Go through the records and copy each line where the string "inscrit" occurs.

[Data for analysis]

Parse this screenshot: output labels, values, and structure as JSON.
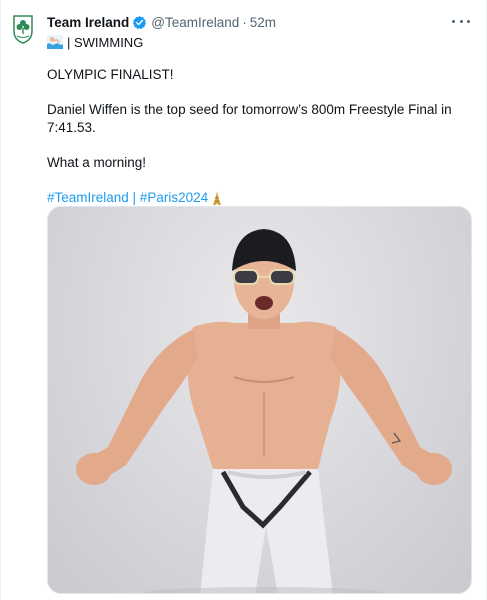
{
  "tweet": {
    "author_name": "Team Ireland",
    "author_handle": "@TeamIreland",
    "separator": "·",
    "time_ago": "52m",
    "subline_text": "| SWIMMING",
    "paragraphs": [
      "OLYMPIC FINALIST!",
      "Daniel Wiffen is the top seed for tomorrow’s 800m Freestyle Final in 7:41.53.",
      "What a morning!"
    ],
    "hashtags": "#TeamIreland | #Paris2024"
  },
  "icons": {
    "avatar": "team-ireland-crest-icon",
    "verified": "verified-badge-icon",
    "more": "more-options-icon",
    "swimmer": "swimmer-emoji-icon",
    "tower": "eiffel-tower-emoji-icon"
  },
  "colors": {
    "link": "#1d9bf0",
    "verified": "#1d9bf0",
    "secondary_text": "#536471",
    "crest_green": "#2e8b57"
  }
}
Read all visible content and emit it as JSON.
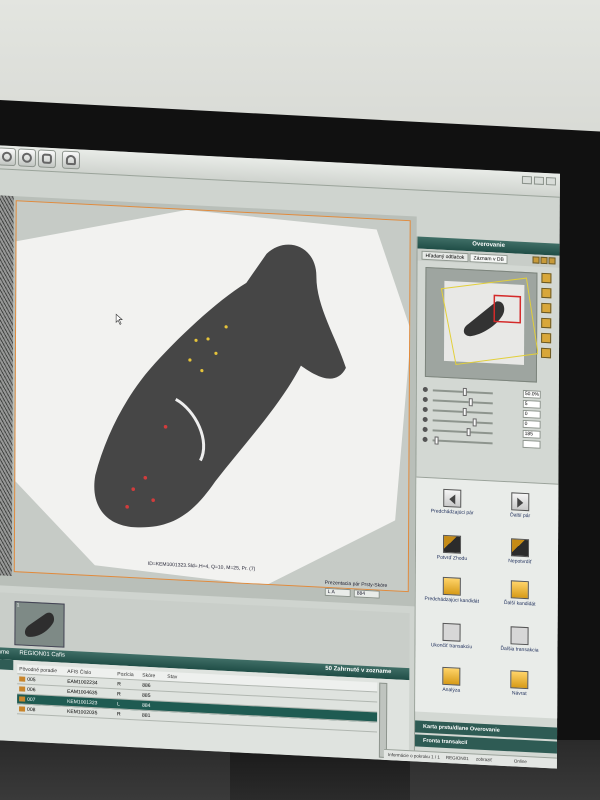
{
  "app": {
    "toolbar_icons": [
      "settings-icon",
      "target-icon",
      "fingerprint-icon",
      "user-icon"
    ]
  },
  "viewer": {
    "caption": "ID=KEM1001323.Sld=.H=4, Q=10, M=25, Pr. (7)",
    "pair_label": "Prezentacia pár Prsty-Skóre",
    "pair_values": [
      "L  A",
      "884"
    ]
  },
  "thumbnails": [
    {
      "index": "1"
    }
  ],
  "list": {
    "left_tab": "zname",
    "title": "REGION01 Cafis",
    "count_label": "50 Zahrnuté v zozname",
    "columns": [
      "Pôvodné poradie",
      "AFIS Číslo",
      "Pozícia",
      "Skóre",
      "Stav"
    ],
    "rows": [
      {
        "order": "005",
        "afis": "EAM1002234",
        "pos": "R",
        "score": "886",
        "selected": false
      },
      {
        "order": "006",
        "afis": "EAM1004635",
        "pos": "R",
        "score": "885",
        "selected": false
      },
      {
        "order": "007",
        "afis": "KEM1001323",
        "pos": "L",
        "score": "884",
        "selected": true
      },
      {
        "order": "008",
        "afis": "KEM1002035",
        "pos": "R",
        "score": "881",
        "selected": false
      }
    ]
  },
  "panel": {
    "title": "Overovanie",
    "tabs": [
      "Hľadaný odtlačok",
      "Záznam v DB"
    ],
    "slider_values": [
      "50.0%",
      "5",
      "0",
      "0",
      "185",
      ""
    ],
    "buttons": {
      "prev_pair": "Predchádzajúci pár",
      "next_pair": "Ďalší pár",
      "confirm": "Potvrď Zhodu",
      "reject": "Nepotvrdiť",
      "prev_candidate": "Predchádzajúci kandidát",
      "next_candidate": "Ďalší kandidát",
      "end_transaction": "Ukončiť transakciu",
      "next_transaction": "Ďalšia transakcia",
      "analysis": "Analýza",
      "return": "Návrat"
    },
    "footer_card": "Karta prstu/dlane Overovanie",
    "footer_queue": "Fronta transakcií"
  },
  "status": {
    "info": "Informácie o pokroku 1 / 1",
    "region": "REGION01",
    "mode": "zobraziť",
    "online": "Online"
  }
}
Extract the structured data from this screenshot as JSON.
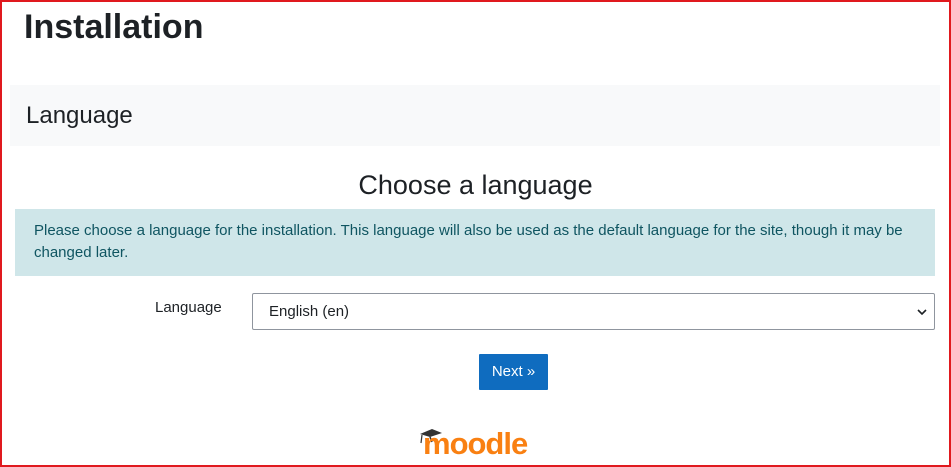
{
  "header": {
    "title": "Installation"
  },
  "section": {
    "title": "Language"
  },
  "main": {
    "heading": "Choose a language",
    "info_text": "Please choose a language for the installation. This language will also be used as the default language for the site, though it may be changed later.",
    "language_label": "Language",
    "language_selected": "English (en)",
    "next_label": "Next »"
  },
  "footer": {
    "logo": "moodle",
    "logo_icon": "graduation-cap-icon"
  },
  "colors": {
    "accent": "#0f6cbf",
    "info_bg": "#cfe6e9",
    "info_text": "#0f5561",
    "logo_orange": "#f98012",
    "frame_border": "#e0191e"
  }
}
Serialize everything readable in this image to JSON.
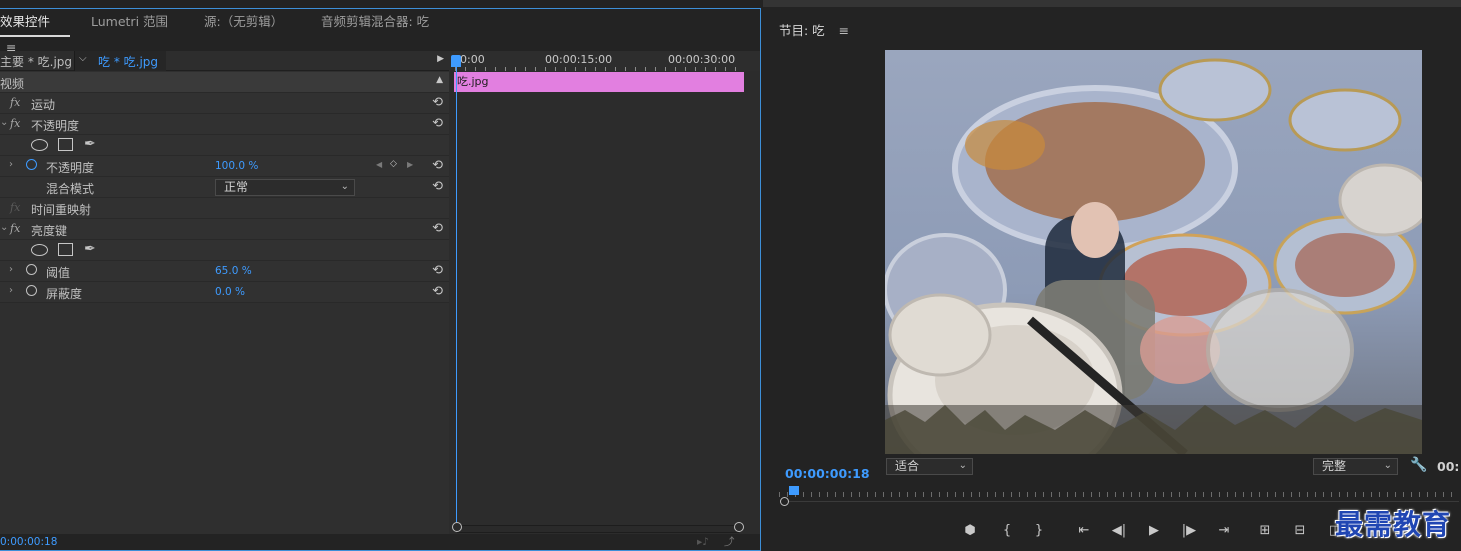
{
  "tabs": [
    {
      "label": "效果控件",
      "active": true
    },
    {
      "label": "Lumetri 范围",
      "active": false
    },
    {
      "label": "源:（无剪辑）",
      "active": false
    },
    {
      "label": "音频剪辑混合器: 吃",
      "active": false
    }
  ],
  "clip_header": {
    "master": "主要 * 吃.jpg",
    "sequence": "吃 * 吃.jpg"
  },
  "timeline": {
    "ticks": [
      "0:00",
      "00:00:15:00",
      "00:00:30:00"
    ],
    "clip_name": "吃.jpg"
  },
  "effects": {
    "section": "视频",
    "motion": "运动",
    "opacity_group": "不透明度",
    "opacity_prop": "不透明度",
    "opacity_value": "100.0 %",
    "blend_label": "混合模式",
    "blend_value": "正常",
    "time_remap": "时间重映射",
    "luma_key": "亮度键",
    "threshold_label": "阈值",
    "threshold_value": "65.0 %",
    "cutoff_label": "屏蔽度",
    "cutoff_value": "0.0 %"
  },
  "status": {
    "timecode": "0:00:00:18"
  },
  "monitor": {
    "title": "节目: 吃",
    "timecode": "00:00:00:18",
    "fit": "适合",
    "quality": "完整",
    "end_tc": "00:"
  },
  "watermark": "最需教育",
  "colors": {
    "accent": "#3e9bff",
    "clip": "#e27fe0"
  }
}
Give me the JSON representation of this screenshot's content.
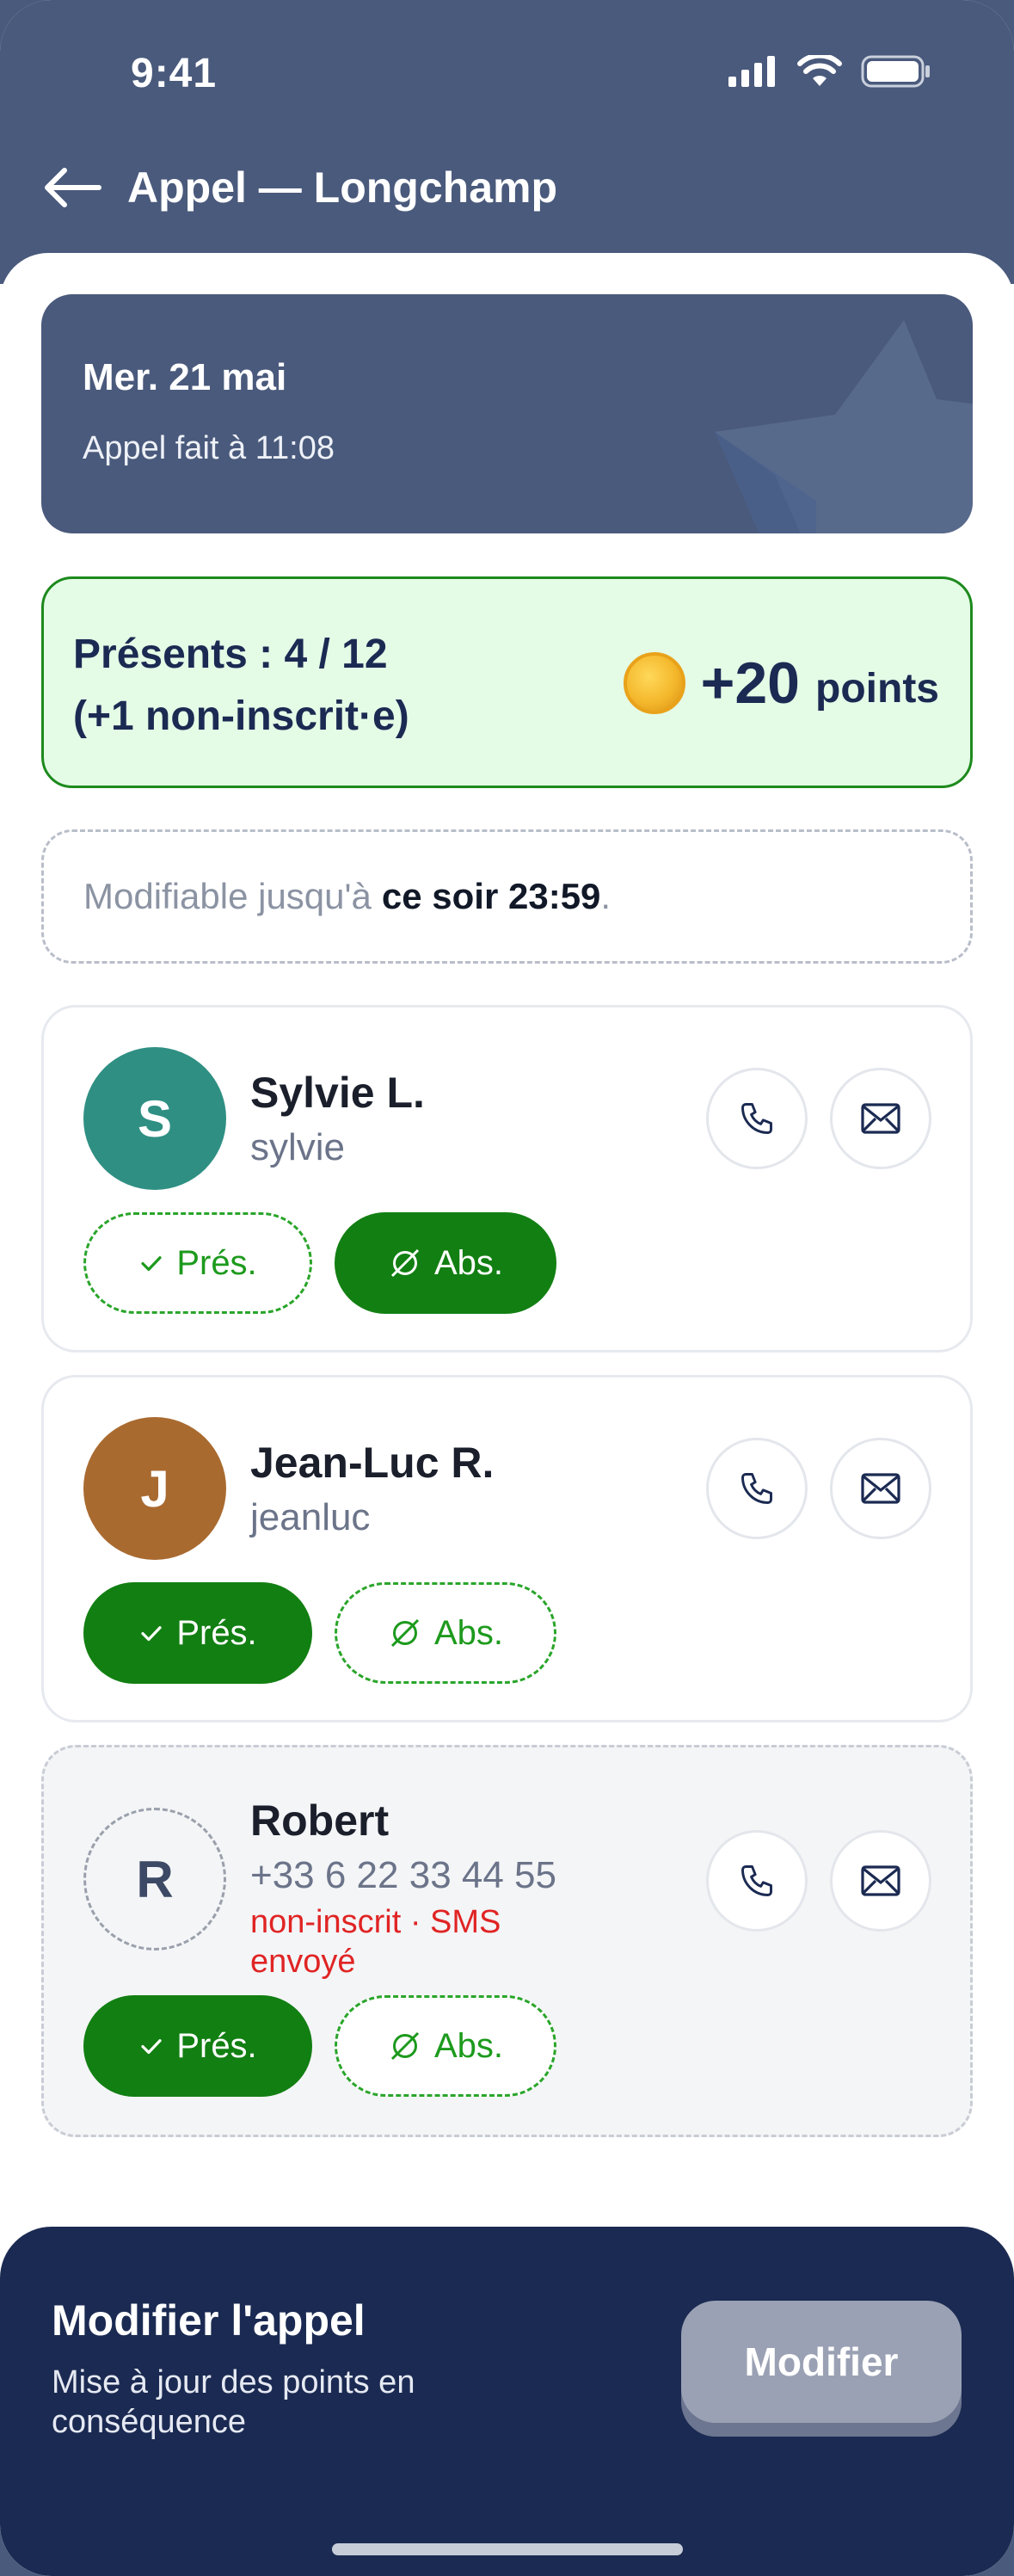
{
  "status_bar": {
    "time": "9:41"
  },
  "header": {
    "title": "Appel — Longchamp"
  },
  "date_card": {
    "date": "Mer. 21 mai",
    "subtitle": "Appel fait à 11:08"
  },
  "summary": {
    "present_line": "Présents : 4 / 12",
    "extra_line": "(+1 non-inscrit·e)",
    "points_value": "+20",
    "points_unit": "points"
  },
  "note": {
    "prefix": "Modifiable jusqu'à",
    "deadline": "ce soir 23:59",
    "suffix": "."
  },
  "people": [
    {
      "initial": "S",
      "name": "Sylvie L.",
      "handle": "sylvie",
      "status": "absent",
      "avatar_color": "#2f8f83"
    },
    {
      "initial": "J",
      "name": "Jean-Luc R.",
      "handle": "jeanluc",
      "status": "present",
      "avatar_color": "#a96a30"
    },
    {
      "initial": "R",
      "name": "Robert",
      "handle": "+33 6 22 33 44 55",
      "warning": "non-inscrit · SMS envoyé",
      "status": "present"
    }
  ],
  "buttons": {
    "present": "Prés.",
    "absent": "Abs."
  },
  "sheet": {
    "title": "Modifier l'appel",
    "subtitle": "Mise à jour des points en conséquence",
    "button": "Modifier"
  },
  "colors": {
    "header_bg": "#4a5a7c",
    "accent_green": "#127f12",
    "sheet_bg": "#1b2a52",
    "warning_red": "#e02424"
  }
}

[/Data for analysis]

» **Answer space**:
    "extra_line": "(+1 non-inscrit·e)",
      "warning": "non-inscrit · SMS envoyé",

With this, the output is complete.